» Directions for this task: Set down the full listing that follows, word for word.

§ §

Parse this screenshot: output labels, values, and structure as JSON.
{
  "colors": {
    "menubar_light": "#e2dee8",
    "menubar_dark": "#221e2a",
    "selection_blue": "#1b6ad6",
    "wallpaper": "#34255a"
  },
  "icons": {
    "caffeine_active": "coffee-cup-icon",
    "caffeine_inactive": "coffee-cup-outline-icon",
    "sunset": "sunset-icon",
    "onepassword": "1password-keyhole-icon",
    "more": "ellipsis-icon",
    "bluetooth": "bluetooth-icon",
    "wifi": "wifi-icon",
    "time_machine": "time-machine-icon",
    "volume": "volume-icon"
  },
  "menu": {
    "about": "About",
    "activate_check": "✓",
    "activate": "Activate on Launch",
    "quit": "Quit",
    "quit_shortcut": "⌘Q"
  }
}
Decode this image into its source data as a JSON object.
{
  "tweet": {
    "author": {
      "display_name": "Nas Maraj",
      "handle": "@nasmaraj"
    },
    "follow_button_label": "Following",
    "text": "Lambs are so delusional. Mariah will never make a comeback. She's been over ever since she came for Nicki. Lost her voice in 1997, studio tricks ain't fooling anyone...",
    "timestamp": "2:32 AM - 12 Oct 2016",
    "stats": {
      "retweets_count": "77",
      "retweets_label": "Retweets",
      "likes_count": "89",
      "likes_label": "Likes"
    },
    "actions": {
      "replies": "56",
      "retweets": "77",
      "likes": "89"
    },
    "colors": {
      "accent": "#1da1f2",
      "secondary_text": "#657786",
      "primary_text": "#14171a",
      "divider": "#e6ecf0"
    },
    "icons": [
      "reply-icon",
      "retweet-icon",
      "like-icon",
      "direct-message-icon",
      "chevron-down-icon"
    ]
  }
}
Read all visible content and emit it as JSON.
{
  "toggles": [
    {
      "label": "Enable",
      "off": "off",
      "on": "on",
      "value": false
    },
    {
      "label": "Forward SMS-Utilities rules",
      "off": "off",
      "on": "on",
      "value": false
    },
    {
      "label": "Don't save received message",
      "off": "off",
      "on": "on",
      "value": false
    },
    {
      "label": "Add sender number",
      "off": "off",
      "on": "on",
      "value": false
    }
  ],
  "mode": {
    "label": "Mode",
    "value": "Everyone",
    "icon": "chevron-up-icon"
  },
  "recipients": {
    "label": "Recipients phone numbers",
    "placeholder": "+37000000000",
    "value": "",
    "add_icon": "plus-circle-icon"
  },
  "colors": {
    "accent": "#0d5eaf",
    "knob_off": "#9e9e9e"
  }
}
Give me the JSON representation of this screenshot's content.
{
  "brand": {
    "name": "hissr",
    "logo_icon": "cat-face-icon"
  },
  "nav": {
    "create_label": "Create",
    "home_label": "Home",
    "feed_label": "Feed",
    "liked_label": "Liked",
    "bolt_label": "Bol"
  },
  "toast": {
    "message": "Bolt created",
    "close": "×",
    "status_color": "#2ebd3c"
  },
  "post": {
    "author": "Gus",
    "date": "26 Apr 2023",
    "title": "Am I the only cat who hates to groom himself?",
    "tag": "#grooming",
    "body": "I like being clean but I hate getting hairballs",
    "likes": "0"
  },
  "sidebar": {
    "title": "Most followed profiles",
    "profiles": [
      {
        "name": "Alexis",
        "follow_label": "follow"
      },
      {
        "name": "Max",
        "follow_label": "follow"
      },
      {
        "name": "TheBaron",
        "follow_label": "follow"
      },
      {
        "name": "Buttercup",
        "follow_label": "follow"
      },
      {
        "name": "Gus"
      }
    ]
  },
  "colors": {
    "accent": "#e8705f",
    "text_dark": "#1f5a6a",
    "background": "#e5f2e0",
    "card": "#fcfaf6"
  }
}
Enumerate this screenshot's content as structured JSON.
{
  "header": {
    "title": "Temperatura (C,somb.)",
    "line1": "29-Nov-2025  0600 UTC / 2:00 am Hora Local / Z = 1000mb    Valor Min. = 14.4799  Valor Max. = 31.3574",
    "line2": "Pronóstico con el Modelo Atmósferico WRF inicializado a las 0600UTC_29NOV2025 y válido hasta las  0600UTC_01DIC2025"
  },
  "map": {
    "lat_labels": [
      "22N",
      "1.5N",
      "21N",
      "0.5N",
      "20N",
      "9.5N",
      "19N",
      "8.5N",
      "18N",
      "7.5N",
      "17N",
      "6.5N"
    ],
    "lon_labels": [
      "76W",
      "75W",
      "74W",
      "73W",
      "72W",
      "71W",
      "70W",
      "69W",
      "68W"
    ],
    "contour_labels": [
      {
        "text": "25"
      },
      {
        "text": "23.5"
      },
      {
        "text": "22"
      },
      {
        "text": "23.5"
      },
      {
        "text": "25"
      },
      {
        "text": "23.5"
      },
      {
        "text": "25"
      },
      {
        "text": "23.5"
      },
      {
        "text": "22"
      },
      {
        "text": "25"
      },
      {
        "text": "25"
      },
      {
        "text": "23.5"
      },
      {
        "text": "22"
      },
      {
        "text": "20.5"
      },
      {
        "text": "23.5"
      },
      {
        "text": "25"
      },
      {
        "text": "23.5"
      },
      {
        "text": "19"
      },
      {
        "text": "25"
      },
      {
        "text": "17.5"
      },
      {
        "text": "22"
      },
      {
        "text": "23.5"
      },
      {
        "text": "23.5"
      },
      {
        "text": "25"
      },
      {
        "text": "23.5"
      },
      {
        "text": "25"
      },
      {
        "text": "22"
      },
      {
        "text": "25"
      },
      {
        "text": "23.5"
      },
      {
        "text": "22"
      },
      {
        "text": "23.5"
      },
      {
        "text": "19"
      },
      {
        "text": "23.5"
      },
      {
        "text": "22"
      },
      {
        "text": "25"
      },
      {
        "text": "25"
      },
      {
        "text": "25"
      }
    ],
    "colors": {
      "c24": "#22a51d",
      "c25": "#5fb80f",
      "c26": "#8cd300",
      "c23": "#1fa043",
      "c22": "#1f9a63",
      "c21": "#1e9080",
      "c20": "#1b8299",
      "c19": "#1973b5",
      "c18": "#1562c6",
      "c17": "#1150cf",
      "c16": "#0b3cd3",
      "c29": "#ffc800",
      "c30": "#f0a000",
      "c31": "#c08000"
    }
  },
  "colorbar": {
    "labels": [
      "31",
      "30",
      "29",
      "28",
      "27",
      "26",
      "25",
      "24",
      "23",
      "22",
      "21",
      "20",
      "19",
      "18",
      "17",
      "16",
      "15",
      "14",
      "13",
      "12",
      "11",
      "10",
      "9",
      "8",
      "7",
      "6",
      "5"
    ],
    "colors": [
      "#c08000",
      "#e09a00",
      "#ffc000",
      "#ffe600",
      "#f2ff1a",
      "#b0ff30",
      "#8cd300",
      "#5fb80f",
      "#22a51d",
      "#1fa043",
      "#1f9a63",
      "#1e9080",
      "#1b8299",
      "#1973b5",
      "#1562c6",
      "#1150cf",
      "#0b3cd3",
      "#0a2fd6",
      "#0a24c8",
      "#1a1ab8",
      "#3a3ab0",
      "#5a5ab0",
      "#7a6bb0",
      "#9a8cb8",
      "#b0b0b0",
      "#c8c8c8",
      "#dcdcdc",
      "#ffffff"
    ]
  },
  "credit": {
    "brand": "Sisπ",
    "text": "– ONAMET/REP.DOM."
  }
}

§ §

» Your solution:
Parse this screenshot: output labels, values, and structure as JSON.
{
  "colors": {
    "menubar_light": "#e2dee8",
    "menubar_dark": "#221e2a",
    "selection_blue": "#1b6ad6",
    "wallpaper": "#34255a"
  },
  "icons": {
    "caffeine_active": "coffee-cup-icon",
    "caffeine_inactive": "coffee-cup-outline-icon",
    "sunset": "sunset-icon",
    "onepassword": "1password-keyhole-icon",
    "more": "ellipsis-icon",
    "bluetooth": "bluetooth-icon",
    "wifi": "wifi-icon",
    "time_machine": "time-machine-icon",
    "volume": "volume-icon"
  },
  "menu": {
    "about": "About",
    "activate_check": "✓",
    "activate": "Activate on Launch",
    "quit": "Quit",
    "quit_shortcut": "⌘Q"
  }
}
Decode this image into its source data as a JSON object.
{
  "tweet": {
    "author": {
      "display_name": "Nas Maraj",
      "handle": "@nasmaraj"
    },
    "follow_button_label": "Following",
    "text": "Lambs are so delusional. Mariah will never make a comeback. She's been over ever since she came for Nicki. Lost her voice in 1997, studio tricks ain't fooling anyone...",
    "timestamp": "2:32 AM - 12 Oct 2016",
    "stats": {
      "retweets_count": "77",
      "retweets_label": "Retweets",
      "likes_count": "89",
      "likes_label": "Likes"
    },
    "actions": {
      "replies": "56",
      "retweets": "77",
      "likes": "89"
    },
    "colors": {
      "accent": "#1da1f2",
      "secondary_text": "#657786",
      "primary_text": "#14171a",
      "divider": "#e6ecf0"
    },
    "icons": [
      "reply-icon",
      "retweet-icon",
      "like-icon",
      "direct-message-icon",
      "chevron-down-icon"
    ]
  }
}
Read all visible content and emit it as JSON.
{
  "toggles": [
    {
      "label": "Enable",
      "off": "off",
      "on": "on",
      "value": false
    },
    {
      "label": "Forward SMS-Utilities rules",
      "off": "off",
      "on": "on",
      "value": false
    },
    {
      "label": "Don't save received message",
      "off": "off",
      "on": "on",
      "value": false
    },
    {
      "label": "Add sender number",
      "off": "off",
      "on": "on",
      "value": false
    }
  ],
  "mode": {
    "label": "Mode",
    "value": "Everyone",
    "icon": "chevron-up-icon"
  },
  "recipients": {
    "label": "Recipients phone numbers",
    "placeholder": "+37000000000",
    "value": "",
    "add_icon": "plus-circle-icon"
  },
  "colors": {
    "accent": "#0d5eaf",
    "knob_off": "#9e9e9e"
  }
}
Give me the JSON representation of this screenshot's content.
{
  "brand": {
    "name": "hissr",
    "logo_icon": "cat-face-icon"
  },
  "nav": {
    "create_label": "Create",
    "home_label": "Home",
    "feed_label": "Feed",
    "liked_label": "Liked",
    "bolt_label": "Bol"
  },
  "toast": {
    "message": "Bolt created",
    "close": "×",
    "status_color": "#2ebd3c"
  },
  "post": {
    "author": "Gus",
    "date": "26 Apr 2023",
    "title": "Am I the only cat who hates to groom himself?",
    "tag": "#grooming",
    "body": "I like being clean but I hate getting hairballs",
    "likes": "0"
  },
  "sidebar": {
    "title": "Most followed profiles",
    "profiles": [
      {
        "name": "Alexis",
        "follow_label": "follow"
      },
      {
        "name": "Max",
        "follow_label": "follow"
      },
      {
        "name": "TheBaron",
        "follow_label": "follow"
      },
      {
        "name": "Buttercup",
        "follow_label": "follow"
      },
      {
        "name": "Gus"
      }
    ]
  },
  "colors": {
    "accent": "#e8705f",
    "text_dark": "#1f5a6a",
    "background": "#e5f2e0",
    "card": "#fcfaf6"
  }
}
Enumerate this screenshot's content as structured JSON.
{
  "header": {
    "title": "Temperatura (C,somb.)",
    "line1": "29-Nov-2025  0600 UTC / 2:00 am Hora Local / Z = 1000mb    Valor Min. = 14.4799  Valor Max. = 31.3574",
    "line2": "Pronóstico con el Modelo Atmósferico WRF inicializado a las 0600UTC_29NOV2025 y válido hasta las  0600UTC_01DIC2025"
  },
  "map": {
    "lat_labels": [
      "22N",
      "1.5N",
      "21N",
      "0.5N",
      "20N",
      "9.5N",
      "19N",
      "8.5N",
      "18N",
      "7.5N",
      "17N",
      "6.5N"
    ],
    "lon_labels": [
      "76W",
      "75W",
      "74W",
      "73W",
      "72W",
      "71W",
      "70W",
      "69W",
      "68W"
    ],
    "contour_labels": [
      {
        "text": "25"
      },
      {
        "text": "23.5"
      },
      {
        "text": "22"
      },
      {
        "text": "23.5"
      },
      {
        "text": "25"
      },
      {
        "text": "23.5"
      },
      {
        "text": "25"
      },
      {
        "text": "23.5"
      },
      {
        "text": "22"
      },
      {
        "text": "25"
      },
      {
        "text": "25"
      },
      {
        "text": "23.5"
      },
      {
        "text": "22"
      },
      {
        "text": "20.5"
      },
      {
        "text": "23.5"
      },
      {
        "text": "25"
      },
      {
        "text": "23.5"
      },
      {
        "text": "19"
      },
      {
        "text": "25"
      },
      {
        "text": "17.5"
      },
      {
        "text": "22"
      },
      {
        "text": "23.5"
      },
      {
        "text": "23.5"
      },
      {
        "text": "25"
      },
      {
        "text": "23.5"
      },
      {
        "text": "25"
      },
      {
        "text": "22"
      },
      {
        "text": "25"
      },
      {
        "text": "23.5"
      },
      {
        "text": "22"
      },
      {
        "text": "23.5"
      },
      {
        "text": "19"
      },
      {
        "text": "23.5"
      },
      {
        "text": "22"
      },
      {
        "text": "25"
      },
      {
        "text": "25"
      },
      {
        "text": "25"
      }
    ],
    "colors": {
      "c24": "#22a51d",
      "c25": "#5fb80f",
      "c26": "#8cd300",
      "c23": "#1fa043",
      "c22": "#1f9a63",
      "c21": "#1e9080",
      "c20": "#1b8299",
      "c19": "#1973b5",
      "c18": "#1562c6",
      "c17": "#1150cf",
      "c16": "#0b3cd3",
      "c29": "#ffc800",
      "c30": "#f0a000",
      "c31": "#c08000"
    }
  },
  "colorbar": {
    "labels": [
      "31",
      "30",
      "29",
      "28",
      "27",
      "26",
      "25",
      "24",
      "23",
      "22",
      "21",
      "20",
      "19",
      "18",
      "17",
      "16",
      "15",
      "14",
      "13",
      "12",
      "11",
      "10",
      "9",
      "8",
      "7",
      "6",
      "5"
    ],
    "colors": [
      "#c08000",
      "#e09a00",
      "#ffc000",
      "#ffe600",
      "#f2ff1a",
      "#b0ff30",
      "#8cd300",
      "#5fb80f",
      "#22a51d",
      "#1fa043",
      "#1f9a63",
      "#1e9080",
      "#1b8299",
      "#1973b5",
      "#1562c6",
      "#1150cf",
      "#0b3cd3",
      "#0a2fd6",
      "#0a24c8",
      "#1a1ab8",
      "#3a3ab0",
      "#5a5ab0",
      "#7a6bb0",
      "#9a8cb8",
      "#b0b0b0",
      "#c8c8c8",
      "#dcdcdc",
      "#ffffff"
    ]
  },
  "credit": {
    "brand": "Sisπ",
    "text": "– ONAMET/REP.DOM."
  }
}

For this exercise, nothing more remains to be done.